» **Data extracts**:
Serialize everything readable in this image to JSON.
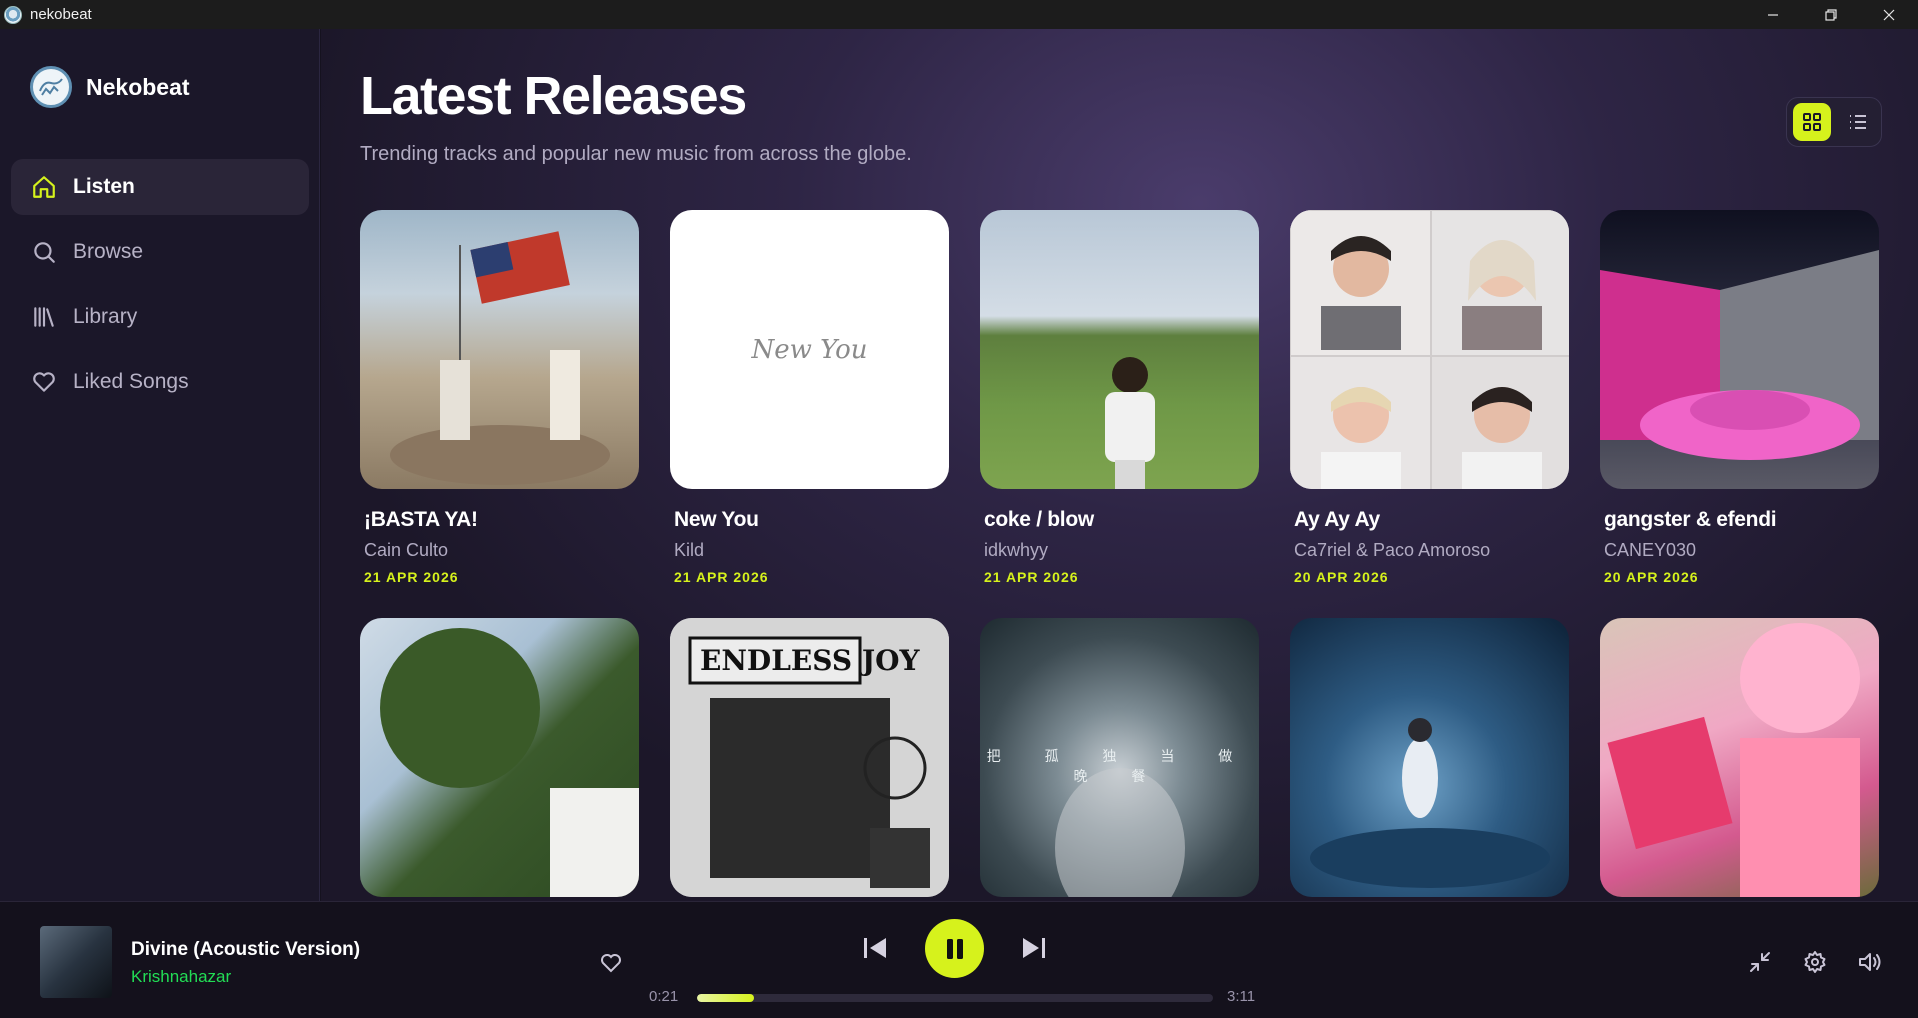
{
  "window": {
    "title": "nekobeat"
  },
  "brand": {
    "name": "Nekobeat"
  },
  "sidebar": {
    "items": [
      {
        "label": "Listen",
        "icon": "home-icon",
        "active": true
      },
      {
        "label": "Browse",
        "icon": "search-icon",
        "active": false
      },
      {
        "label": "Library",
        "icon": "library-icon",
        "active": false
      },
      {
        "label": "Liked Songs",
        "icon": "heart-icon",
        "active": false
      }
    ]
  },
  "main": {
    "title": "Latest Releases",
    "subtitle": "Trending tracks and popular new music from across the globe.",
    "view_modes": [
      "grid-view",
      "list-view"
    ],
    "active_view": "grid-view",
    "releases": [
      {
        "title": "¡BASTA YA!",
        "artist": "Cain Culto",
        "date": "21 APR 2026"
      },
      {
        "title": "New You",
        "artist": "Kild",
        "date": "21 APR 2026",
        "cover_text": "New You"
      },
      {
        "title": "coke / blow",
        "artist": "idkwhyy",
        "date": "21 APR 2026"
      },
      {
        "title": "Ay Ay Ay",
        "artist": "Ca7riel & Paco Amoroso",
        "date": "20 APR 2026"
      },
      {
        "title": "gangster & efendi",
        "artist": "CANEY030",
        "date": "20 APR 2026"
      },
      {
        "title": "",
        "artist": "",
        "date": ""
      },
      {
        "title": "",
        "artist": "",
        "date": "",
        "cover_text": "ENDLESS JOY"
      },
      {
        "title": "",
        "artist": "",
        "date": "",
        "cover_text": "把 孤 独 当 做 晚 餐"
      },
      {
        "title": "",
        "artist": "",
        "date": ""
      },
      {
        "title": "",
        "artist": "",
        "date": ""
      }
    ]
  },
  "player": {
    "track_title": "Divine (Acoustic Version)",
    "track_artist": "Krishnahazar",
    "current_time": "0:21",
    "total_time": "3:11",
    "progress_fraction": 0.11,
    "state": "playing"
  },
  "colors": {
    "accent": "#d6f21c",
    "artist_link": "#22dd55",
    "sidebar_bg": "#1b1729",
    "player_bg": "#14111c"
  }
}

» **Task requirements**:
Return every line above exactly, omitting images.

» **Your response**:
Serialize everything readable in this image to JSON.
{
  "window": {
    "title": "nekobeat"
  },
  "brand": {
    "name": "Nekobeat"
  },
  "sidebar": {
    "items": [
      {
        "label": "Listen",
        "icon": "home-icon",
        "active": true
      },
      {
        "label": "Browse",
        "icon": "search-icon",
        "active": false
      },
      {
        "label": "Library",
        "icon": "library-icon",
        "active": false
      },
      {
        "label": "Liked Songs",
        "icon": "heart-icon",
        "active": false
      }
    ]
  },
  "main": {
    "title": "Latest Releases",
    "subtitle": "Trending tracks and popular new music from across the globe.",
    "view_modes": [
      "grid-view",
      "list-view"
    ],
    "active_view": "grid-view",
    "releases": [
      {
        "title": "¡BASTA YA!",
        "artist": "Cain Culto",
        "date": "21 APR 2026"
      },
      {
        "title": "New You",
        "artist": "Kild",
        "date": "21 APR 2026",
        "cover_text": "New You"
      },
      {
        "title": "coke / blow",
        "artist": "idkwhyy",
        "date": "21 APR 2026"
      },
      {
        "title": "Ay Ay Ay",
        "artist": "Ca7riel & Paco Amoroso",
        "date": "20 APR 2026"
      },
      {
        "title": "gangster & efendi",
        "artist": "CANEY030",
        "date": "20 APR 2026"
      },
      {
        "title": "",
        "artist": "",
        "date": ""
      },
      {
        "title": "",
        "artist": "",
        "date": "",
        "cover_text": "ENDLESS JOY"
      },
      {
        "title": "",
        "artist": "",
        "date": "",
        "cover_text": "把 孤 独 当 做 晚 餐"
      },
      {
        "title": "",
        "artist": "",
        "date": ""
      },
      {
        "title": "",
        "artist": "",
        "date": ""
      }
    ]
  },
  "player": {
    "track_title": "Divine (Acoustic Version)",
    "track_artist": "Krishnahazar",
    "current_time": "0:21",
    "total_time": "3:11",
    "progress_fraction": 0.11,
    "state": "playing"
  },
  "colors": {
    "accent": "#d6f21c",
    "artist_link": "#22dd55",
    "sidebar_bg": "#1b1729",
    "player_bg": "#14111c"
  }
}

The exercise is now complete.